An embarrassingly long time ago, we wrote about a project we were working on – painting a fir floor. You can read about it here: From Ugly to Lovely, Painting a Floor, Part 1. (We didn’t realize that it would it be over a year and a half later before we wrote Part 2.)
After many delays (removing an existing wood stove, demolishing a hearth, installing new wood stove and hearth, patching various areas of the floor where there were old heat registers) it’s done! Well, the living room is done. The dining room isn’t quite done, but we are so excited by the results, we wanted to share some photos.

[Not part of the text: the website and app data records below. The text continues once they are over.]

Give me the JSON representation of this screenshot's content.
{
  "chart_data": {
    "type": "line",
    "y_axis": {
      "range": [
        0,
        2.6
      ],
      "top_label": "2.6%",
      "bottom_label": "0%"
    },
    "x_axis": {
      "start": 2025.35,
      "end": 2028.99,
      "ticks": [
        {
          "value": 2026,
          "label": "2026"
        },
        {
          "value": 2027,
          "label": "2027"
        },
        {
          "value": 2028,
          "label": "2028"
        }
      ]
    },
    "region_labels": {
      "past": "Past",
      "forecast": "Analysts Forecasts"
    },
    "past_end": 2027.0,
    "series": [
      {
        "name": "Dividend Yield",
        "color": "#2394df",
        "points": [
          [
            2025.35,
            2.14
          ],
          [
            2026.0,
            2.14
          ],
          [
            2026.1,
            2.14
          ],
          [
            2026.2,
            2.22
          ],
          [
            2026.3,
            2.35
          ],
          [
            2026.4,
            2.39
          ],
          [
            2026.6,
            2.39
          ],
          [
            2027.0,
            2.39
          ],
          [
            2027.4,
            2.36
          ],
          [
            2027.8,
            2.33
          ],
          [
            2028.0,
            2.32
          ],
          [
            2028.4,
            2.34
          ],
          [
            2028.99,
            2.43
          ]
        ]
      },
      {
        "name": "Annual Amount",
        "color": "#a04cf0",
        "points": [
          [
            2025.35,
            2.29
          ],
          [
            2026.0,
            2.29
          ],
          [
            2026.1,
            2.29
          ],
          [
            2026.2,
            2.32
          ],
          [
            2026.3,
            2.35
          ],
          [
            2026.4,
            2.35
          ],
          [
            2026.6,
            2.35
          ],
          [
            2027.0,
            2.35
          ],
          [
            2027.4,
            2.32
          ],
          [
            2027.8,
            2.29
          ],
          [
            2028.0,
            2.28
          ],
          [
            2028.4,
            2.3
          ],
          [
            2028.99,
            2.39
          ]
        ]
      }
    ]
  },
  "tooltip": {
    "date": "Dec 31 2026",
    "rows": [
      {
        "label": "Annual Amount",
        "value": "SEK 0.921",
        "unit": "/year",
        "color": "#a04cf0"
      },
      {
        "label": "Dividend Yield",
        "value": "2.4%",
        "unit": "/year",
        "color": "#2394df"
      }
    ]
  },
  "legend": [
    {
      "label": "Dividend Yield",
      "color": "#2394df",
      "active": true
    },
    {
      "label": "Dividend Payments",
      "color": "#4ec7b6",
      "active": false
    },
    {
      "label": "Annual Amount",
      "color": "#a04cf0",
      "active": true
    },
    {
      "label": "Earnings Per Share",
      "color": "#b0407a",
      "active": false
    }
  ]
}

As a reminder, this is what the floor looked like before:
Another Badly Patched Area
Hole from Register Vent
Badly Patched Flooring
Fir Floor: Painted, Stained, Natural
Screws and Screw Holes
Fir Floor: Patchwork of Finishes
And here’s what it looks like now:
This is how we got there:
Because the floor was painted with lead paint, we didn’t want to sand it, so we used “Krud Kutter”. (Why do companies think it’s a good idea to use weirdly spelled names – what’s wrong with Crud Cutter?) This cleaned the surface and reduced the glossy finish and created a “tooth” for the paint to stick to.
Then we primed the surface using XIM UMA, a special primer/bonder. I’ve used this product in the past and have had great luck. It is designed for difficult to paint non-porous surfaces.
XIM UMA, a great primer/bonder.
Monica, pretending her back isn’t killing her.
Waiting for the primer to dry.
After allowing the primer to dry, we painted the floor. We used 2 coats of Pratt & Lambert’s WithStand floor paint in a special color mix of a dark charcoal gray, allowing 24 hours to dry in between coats.
Pratt & Lambert WithStand Floor Paint
The final floor:
The paint needs to cure for 7 days before placing any furniture or rugs. So meantime, this is what the dining room looks like:
Yikes. I especially like the murderer’s glove in the foreground.